It's used if you're in business job with statistics and growth models.  Electricians use Ohm's law and several other formulas to determine certain values.  Granted, pretty much all of that can be obtained with a calculator.  I think really the biggest way it can be useful is in money management, but yeah that too can be easily calculated online or just have your banker look it up :p

"Lindale"Art:

Not everyone is naturally talented at painting. The only conceivable way to make a living at art is by making blueprints, or an elite tattoo artist.[/quote]

There are still actually quite a few jobs in graphic design and 3d modeling as well as animation.  The problem is is, like music, unless you developed that talent from an early age it's very difficult to all of a sudden take it up later and get really good at it.  

[quote="Lindale"]Music: This was my best subject, but only because I ALREADY had been playing guitars and drums for years since then. If a student had never touched a guitar in their life, that class would be an instant fail for them. Also, there is no way to make a living in music.

That depends.  I took piano class in when I was about 8-9 and did some self-study until I eventually got bored of it, and it wasn't really that difficult to learn the basics in that amount of time.  And there are ways to make a living it's just that most of them involve teaching music :p

[quote="Nemmerle"]You can't make a meaningful choice when ya' don't even know what the options are. Like behind door #1 is something, behind door #2 is something else. Oh, I see you chose the future with the flesh eating virus! Well, good luck with the rest of your life!

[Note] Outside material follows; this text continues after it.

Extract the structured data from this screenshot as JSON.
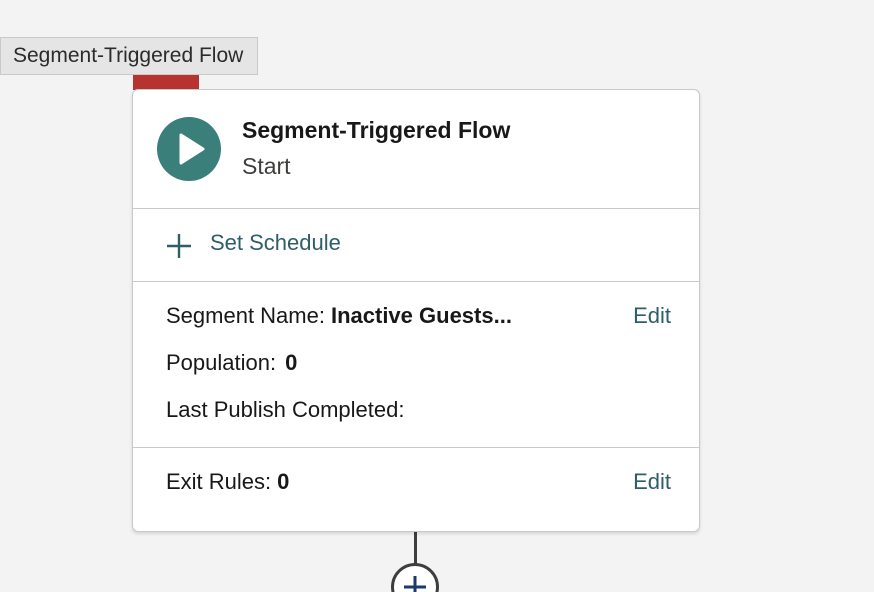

I think there's certainly the potential for more choice in schools, but only insofar as schools allow people to do something other than write essays, which at the moment they don't really. Once someone's got some experience achieving things, and attempting a bunch of different tasks, then they're in a position to say what they like. Prior to that it's just blind luck.

This is actually something Cuba actually got right with secondary school.  Instead of requiring everyone to take the same tired curriculum, when you come of age you are given the choice to continue in pre-college studies or choose a professional or technical trade to study for the next two years.  So you have the ones who want to get some work experience can strike out for a bit and see some things before settling down on an academic degree.  Same if you somehow are one of those fucking weirdos who just know from birth that they want to be journalists or doctors >_>

...well you'll get the chance to pursue that straight away.


"I'd shush her zephyr." ~ Zephyr.